*** Begin section ***
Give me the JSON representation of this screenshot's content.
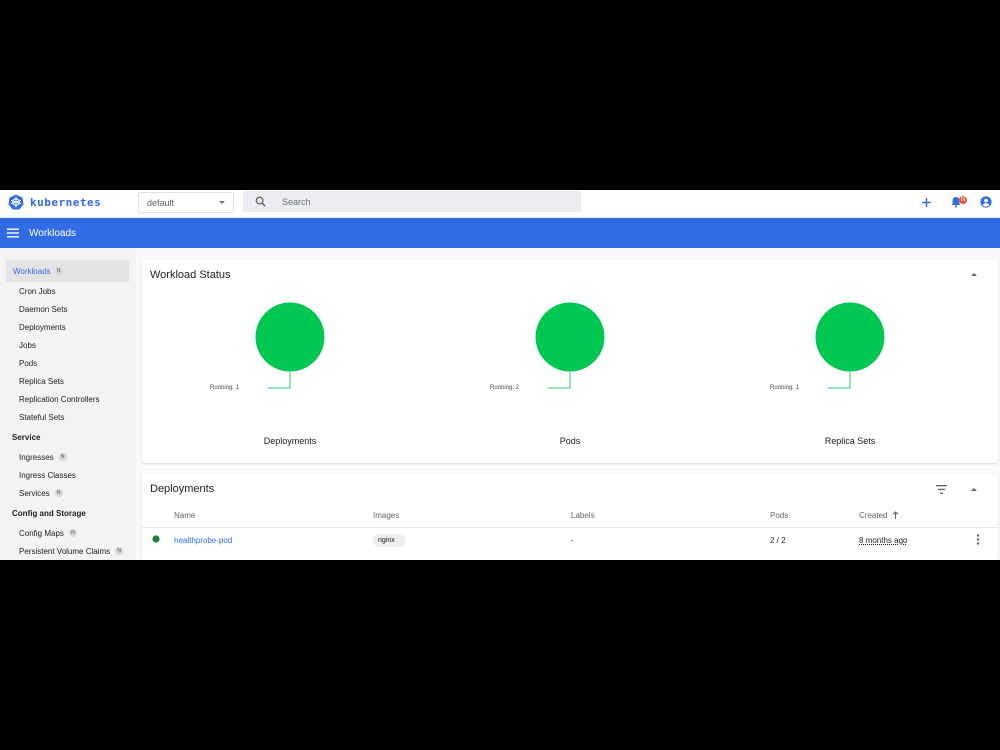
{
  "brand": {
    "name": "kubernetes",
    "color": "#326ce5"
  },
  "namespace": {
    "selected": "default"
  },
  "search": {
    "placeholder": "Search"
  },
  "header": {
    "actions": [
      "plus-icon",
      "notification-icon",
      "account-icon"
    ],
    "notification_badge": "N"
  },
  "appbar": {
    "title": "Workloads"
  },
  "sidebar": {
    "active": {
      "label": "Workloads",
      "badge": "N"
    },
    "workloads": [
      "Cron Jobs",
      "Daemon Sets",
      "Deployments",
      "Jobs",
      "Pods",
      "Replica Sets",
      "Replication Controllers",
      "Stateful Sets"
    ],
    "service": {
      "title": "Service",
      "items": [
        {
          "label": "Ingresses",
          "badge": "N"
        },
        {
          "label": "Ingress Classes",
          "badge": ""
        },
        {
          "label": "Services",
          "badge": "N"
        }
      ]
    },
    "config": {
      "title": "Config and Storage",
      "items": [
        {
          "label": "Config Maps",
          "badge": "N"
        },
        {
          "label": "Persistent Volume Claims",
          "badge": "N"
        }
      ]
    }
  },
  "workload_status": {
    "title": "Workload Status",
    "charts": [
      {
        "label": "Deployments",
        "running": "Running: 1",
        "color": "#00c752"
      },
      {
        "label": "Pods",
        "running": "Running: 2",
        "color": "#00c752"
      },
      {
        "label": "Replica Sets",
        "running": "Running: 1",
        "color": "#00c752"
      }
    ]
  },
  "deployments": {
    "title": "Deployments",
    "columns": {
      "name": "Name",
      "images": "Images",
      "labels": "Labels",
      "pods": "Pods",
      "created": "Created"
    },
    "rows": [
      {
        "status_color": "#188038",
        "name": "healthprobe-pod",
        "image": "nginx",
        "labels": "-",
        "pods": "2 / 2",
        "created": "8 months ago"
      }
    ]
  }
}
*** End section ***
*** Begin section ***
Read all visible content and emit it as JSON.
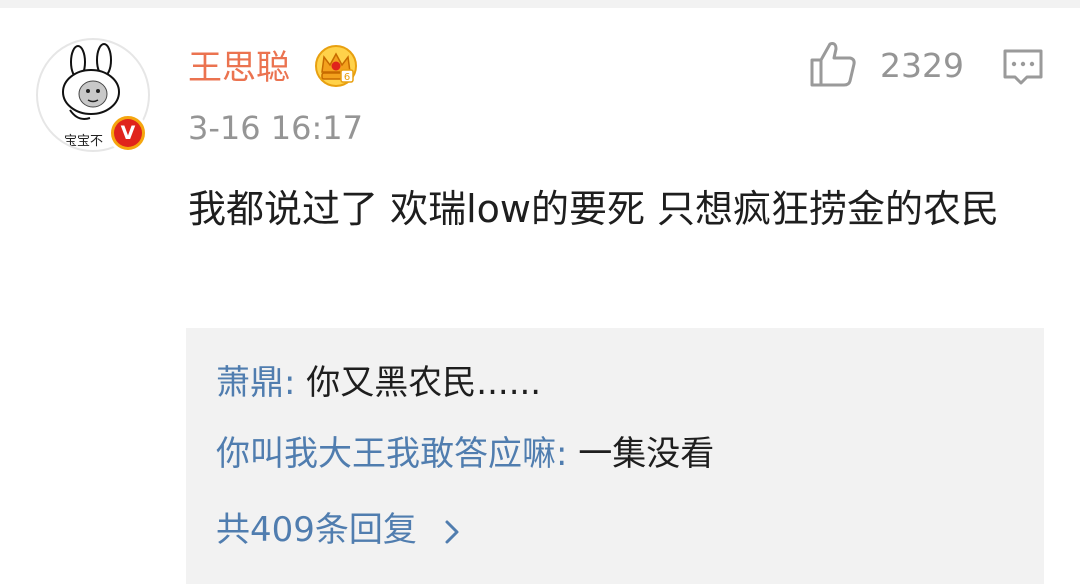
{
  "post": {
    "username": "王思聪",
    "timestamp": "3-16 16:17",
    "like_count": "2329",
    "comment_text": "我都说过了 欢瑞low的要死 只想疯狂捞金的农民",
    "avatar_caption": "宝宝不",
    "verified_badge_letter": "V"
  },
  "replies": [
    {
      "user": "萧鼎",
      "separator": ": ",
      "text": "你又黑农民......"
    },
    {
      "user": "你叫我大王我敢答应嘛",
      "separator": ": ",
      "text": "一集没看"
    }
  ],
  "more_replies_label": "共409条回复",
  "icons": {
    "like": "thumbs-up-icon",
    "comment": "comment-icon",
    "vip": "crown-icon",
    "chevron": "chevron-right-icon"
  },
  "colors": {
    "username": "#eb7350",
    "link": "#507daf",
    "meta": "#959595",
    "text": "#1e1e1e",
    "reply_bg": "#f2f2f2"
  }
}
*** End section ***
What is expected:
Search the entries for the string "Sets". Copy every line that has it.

Solution to this exercise:
      "Daemon Sets",
      "Replica Sets",
      "Stateful Sets"
        "label": "Replica Sets",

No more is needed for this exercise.